### [Work order]
Within the entries below, every line containing "America" is to be copied.

*-*-*

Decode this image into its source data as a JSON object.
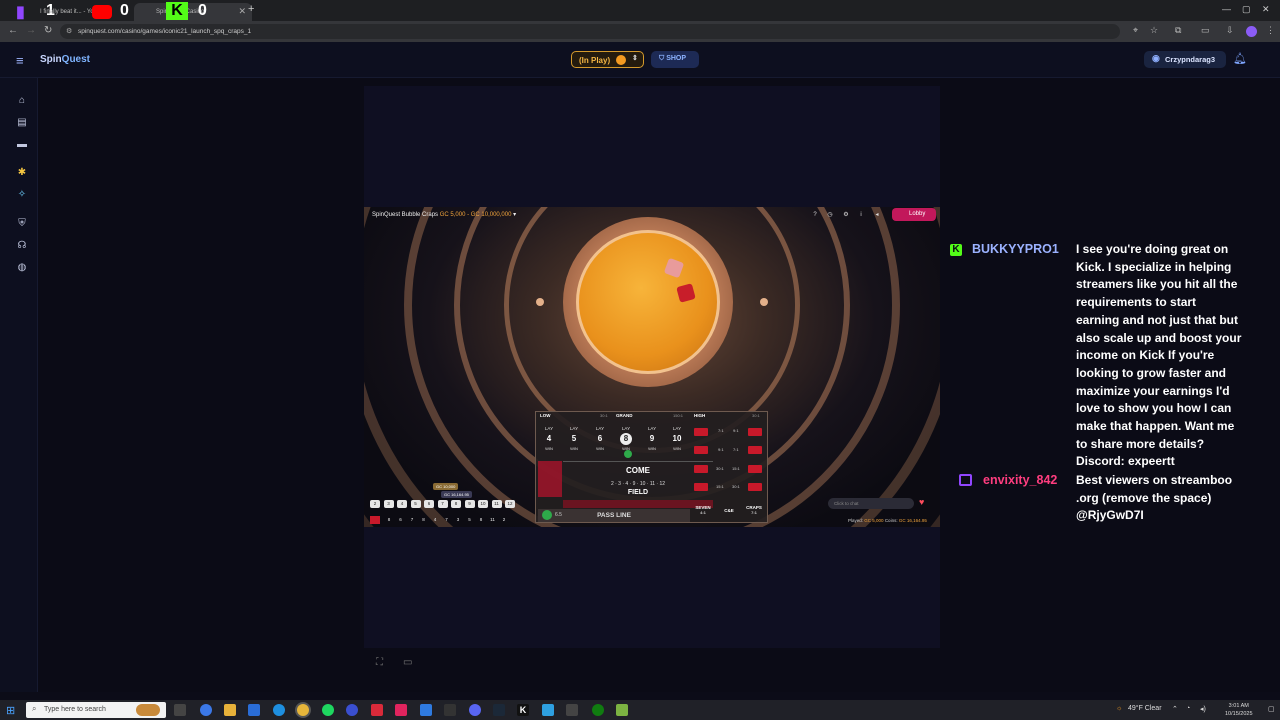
{
  "browser": {
    "tabs": [
      {
        "label": "I finally beat it... - YouTube",
        "fav": "youtube-icon"
      },
      {
        "label": "SpinQuest Casino",
        "fav": "spinquest-icon"
      },
      {
        "label": "SpinQuest Casino",
        "fav": "spinquest-icon"
      }
    ],
    "overlay_counters": [
      "1",
      "0",
      "0"
    ],
    "url": "spinquest.com/casino/games/iconic21_launch_spq_craps_1",
    "new_tab": "+"
  },
  "site": {
    "brand_a": "Spin",
    "brand_b": "Quest",
    "in_play_label": "(In Play)",
    "shop_label": "SHOP",
    "username": "Crzypndarag3"
  },
  "game": {
    "title": "SpinQuest Bubble Craps",
    "limits": "GC 5,000 - GC 10,000,000",
    "lobby_label": "Lobby",
    "table": {
      "low_label": "LOW",
      "low_odds": "30:1",
      "grand_label": "GRAND",
      "grand_odds": "150:1",
      "high_label": "HIGH",
      "high_odds": "30:1",
      "points": [
        {
          "top": "LAY",
          "num": "4",
          "bottom": "WIN"
        },
        {
          "top": "LAY",
          "num": "5",
          "bottom": "WIN"
        },
        {
          "top": "LAY",
          "num": "6",
          "bottom": "WIN"
        },
        {
          "top": "LAY",
          "num": "8",
          "bottom": "WIN"
        },
        {
          "top": "LAY",
          "num": "9",
          "bottom": "WIN"
        },
        {
          "top": "LAY",
          "num": "10",
          "bottom": "WIN"
        }
      ],
      "come_label": "COME",
      "field_label": "FIELD",
      "field_nums": "2 · 3 · 4 · 9 · 10 · 11 · 12",
      "pass_line_label": "PASS LINE",
      "pass_line_chip": "6.5",
      "seven_label": "SEVEN",
      "seven_odds": "4:1",
      "ce_label": "C&E",
      "craps_label": "CRAPS",
      "craps_odds": "7:1",
      "hard_odds": [
        "7:1",
        "9:1",
        "9:1",
        "7:1",
        "30:1",
        "15:1",
        "15:1",
        "30:1"
      ]
    },
    "history_top": [
      "2",
      "3",
      "4",
      "5",
      "6",
      "7",
      "8",
      "9",
      "10",
      "11",
      "12"
    ],
    "history_bottom": [
      "8",
      "6",
      "7",
      "8",
      "4",
      "7",
      "3",
      "5",
      "8",
      "11",
      "2"
    ],
    "gc_tag_1": "GC 10,000",
    "gc_tag_2": "GC 16,164.95",
    "chat_placeholder": "Click to chat",
    "played_label": "Played:",
    "played_value": "GC 5,000",
    "coins_label": "Coins:",
    "coins_value": "GC 16,164.95"
  },
  "chat": {
    "user1": "BUKKYYPRO1",
    "msg1_lines": [
      "I see you're doing great on",
      "Kick. I specialize in helping",
      "streamers like you hit all the",
      "requirements to start",
      "earning and not just that but",
      "also scale up and boost your",
      "income on Kick If you're",
      "looking to grow faster and",
      "maximize your earnings I'd",
      "love to show you how I can",
      "make that happen. Want me",
      "to share more details?",
      "Discord: expeertt"
    ],
    "user2": "envixity_842",
    "msg2_lines": [
      "Best viewers on streamboo",
      ".org (remove the space)",
      "@RjyGwD7I"
    ]
  },
  "taskbar": {
    "search_placeholder": "Type here to search",
    "weather": "49°F Clear",
    "time": "3:01 AM",
    "date": "10/15/2025"
  },
  "colors": {
    "accent_blue": "#7fb4ff",
    "in_play_orange": "#f4b544",
    "lobby_pink": "#c2185b",
    "kick_green": "#53fc18",
    "twitch_purple": "#9146ff"
  }
}
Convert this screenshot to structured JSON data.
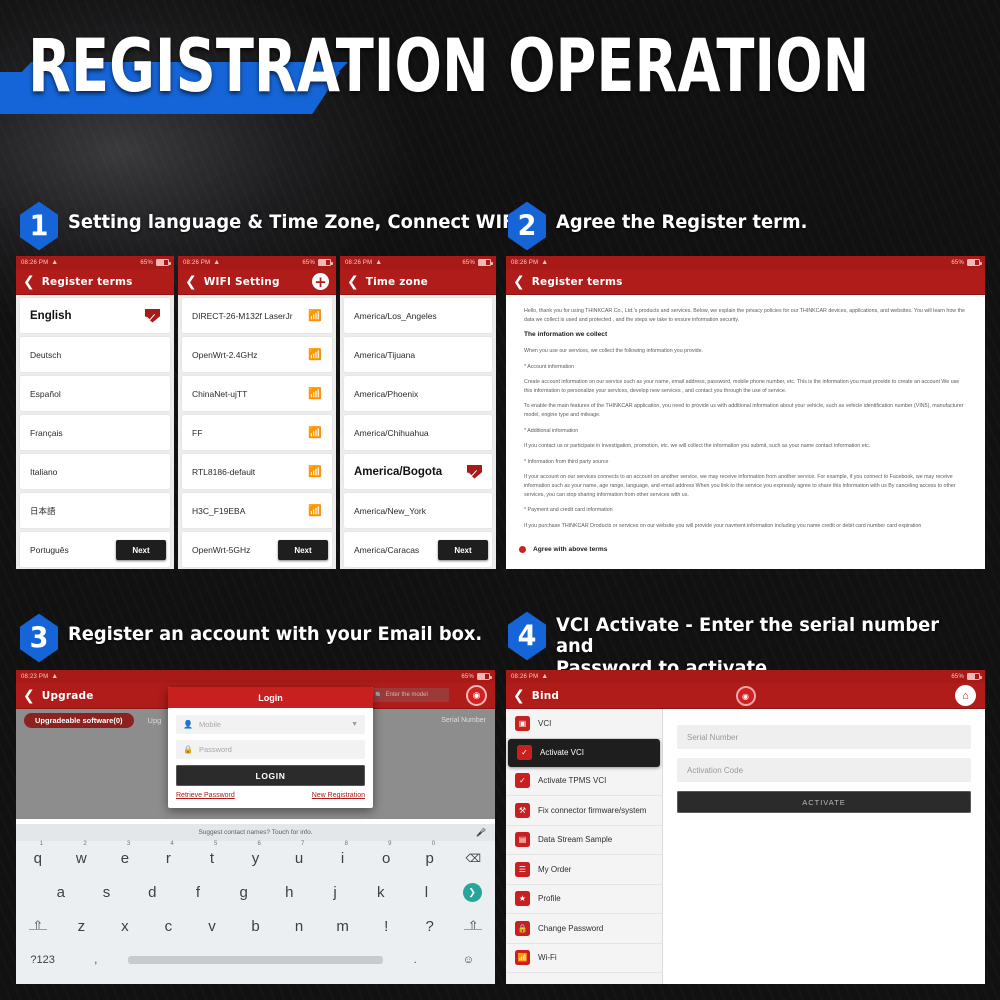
{
  "banner": {
    "title": "REGISTRATION OPERATION"
  },
  "steps": [
    {
      "num": "1",
      "text": "Setting language & Time Zone, Connect WIFI."
    },
    {
      "num": "2",
      "text": "Agree the Register term."
    },
    {
      "num": "3",
      "text": "Register an account with your Email box."
    },
    {
      "num": "4",
      "text": "VCI Activate - Enter the serial number and\nPassword to activate."
    }
  ],
  "statusbar": {
    "time": "08:26 PM",
    "battery": "65%"
  },
  "statusbar3": {
    "time": "08:23 PM",
    "battery": "65%"
  },
  "panel_language": {
    "nav_title": "Register terms",
    "next_label": "Next",
    "items": [
      {
        "label": "English",
        "selected": true
      },
      {
        "label": "Deutsch",
        "selected": false
      },
      {
        "label": "Español",
        "selected": false
      },
      {
        "label": "Français",
        "selected": false
      },
      {
        "label": "Italiano",
        "selected": false
      },
      {
        "label": "日本語",
        "selected": false
      },
      {
        "label": "Português",
        "selected": false
      }
    ]
  },
  "panel_wifi": {
    "nav_title": "WIFI Setting",
    "next_label": "Next",
    "add_icon": "plus-icon",
    "items": [
      {
        "ssid": "DIRECT-26-M132f LaserJr",
        "strength": "strong"
      },
      {
        "ssid": "OpenWrt-2.4GHz",
        "strength": "weak"
      },
      {
        "ssid": "ChinaNet-ujTT",
        "strength": "strong"
      },
      {
        "ssid": "FF",
        "strength": "weak"
      },
      {
        "ssid": "RTL8186-default",
        "strength": "strong"
      },
      {
        "ssid": "H3C_F19EBA",
        "strength": "weak"
      },
      {
        "ssid": "OpenWrt-5GHz",
        "strength": "weak"
      }
    ]
  },
  "panel_timezone": {
    "nav_title": "Time zone",
    "next_label": "Next",
    "items": [
      {
        "label": "America/Los_Angeles",
        "selected": false
      },
      {
        "label": "America/Tijuana",
        "selected": false
      },
      {
        "label": "America/Phoenix",
        "selected": false
      },
      {
        "label": "America/Chihuahua",
        "selected": false
      },
      {
        "label": "America/Bogota",
        "selected": true
      },
      {
        "label": "America/New_York",
        "selected": false
      },
      {
        "label": "America/Caracas",
        "selected": false
      }
    ]
  },
  "panel_terms": {
    "nav_title": "Register terms",
    "intro": "Hello, thank you for using THINKCAR Co., Ltd.'s products and services. Below, we explain the privacy policies for our THINKCAR devices, applications, and websites. You will learn how the data we collect is used and protected , and the steps we take to ensure information security.",
    "heading": "The information we collect",
    "p1": "When you use our services, we collect the following information you provide.",
    "p2": "* Account information",
    "p3": "Create account information on our service such as your name, email address, password, mobile phone number, etc. This is the information you must provide to create an account We use this information to personalize your services, develop new services , and contact you through the use of service.",
    "p4": "To enable the main features of the THINKCAR application, you need to provide us with additional information about your vehicle, such as vehicle identification number (VIN5), manufacturer model, engine type and mileage.",
    "p5": "* Additional information",
    "p6": "If you contact us or participate in investigation, promotion, etc. we will collect the information you submit, such as your name contact information etc.",
    "p7": "* Information from third party source",
    "p8": "If your account on our services connects to an account on another service, we may receive information from another service. For example, if you connect to Facebook, we may receive information such as your name, age range, language, and email address When you link to the service you expressly agree to share this information with us By canceling access to other services, you can stop sharing information from other services with us.",
    "p9": "* Payment and credit card information",
    "p10": "If you purchase THINKCAR Droducts or services on our website you will provide your navment information including you name credit or debit card number card expiration",
    "agree_label": "Agree with above terms"
  },
  "panel_login": {
    "nav_title": "Upgrade",
    "search_placeholder": "Enter the model",
    "tab_pill": "Upgradeable software(0)",
    "tab_second": "Upg",
    "serial_label": "Serial Number",
    "camera_icon": "camera-icon",
    "dialog": {
      "title": "Login",
      "mobile_placeholder": "Mobile",
      "password_placeholder": "Password",
      "login_label": "LOGIN",
      "retrieve_label": "Retrieve Password",
      "register_label": "New Registration"
    },
    "keyboard": {
      "suggestion": "Suggest contact names? Touch for info.",
      "row1": [
        {
          "k": "q",
          "n": "1"
        },
        {
          "k": "w",
          "n": "2"
        },
        {
          "k": "e",
          "n": "3"
        },
        {
          "k": "r",
          "n": "4"
        },
        {
          "k": "t",
          "n": "5"
        },
        {
          "k": "y",
          "n": "6"
        },
        {
          "k": "u",
          "n": "7"
        },
        {
          "k": "i",
          "n": "8"
        },
        {
          "k": "o",
          "n": "9"
        },
        {
          "k": "p",
          "n": "0"
        }
      ],
      "row2": [
        "a",
        "s",
        "d",
        "f",
        "g",
        "h",
        "j",
        "k",
        "l"
      ],
      "row3": [
        "z",
        "x",
        "c",
        "v",
        "b",
        "n",
        "m",
        "!",
        "?"
      ],
      "numkey": "?123",
      "comma": ",",
      "period": ".",
      "backspace": "⌫",
      "enter": "❯",
      "shift": "⇧",
      "emoji": "☺",
      "mic": "⬤"
    }
  },
  "panel_bind": {
    "nav_title": "Bind",
    "camera_icon": "camera-icon",
    "home_icon": "home-icon",
    "sidebar": [
      {
        "label": "VCI",
        "icon": "device-icon",
        "active": false
      },
      {
        "label": "Activate VCI",
        "icon": "shield-check-icon",
        "active": true
      },
      {
        "label": "Activate TPMS VCI",
        "icon": "shield-check-icon",
        "active": false
      },
      {
        "label": "Fix connector firmware/system",
        "icon": "tools-icon",
        "active": false
      },
      {
        "label": "Data Stream Sample",
        "icon": "chart-icon",
        "active": false
      },
      {
        "label": "My Order",
        "icon": "clipboard-icon",
        "active": false
      },
      {
        "label": "Profile",
        "icon": "profile-icon",
        "active": false
      },
      {
        "label": "Change Password",
        "icon": "lock-icon",
        "active": false
      },
      {
        "label": "Wi-Fi",
        "icon": "wifi-icon",
        "active": false
      }
    ],
    "serial_placeholder": "Serial Number",
    "activation_placeholder": "Activation Code",
    "activate_label": "ACTIVATE"
  },
  "colors": {
    "brand_red": "#b01c1a",
    "accent_blue": "#1565d8",
    "dark": "#1e1e1e"
  }
}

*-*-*

### [Solution to this exercise]
        "label": "America/Los_Angeles",
        "label": "America/Tijuana",
        "label": "America/Phoenix",
        "label": "America/Chihuahua",
        "label": "America/Bogota",
        "label": "America/New_York",
        "label": "America/Caracas",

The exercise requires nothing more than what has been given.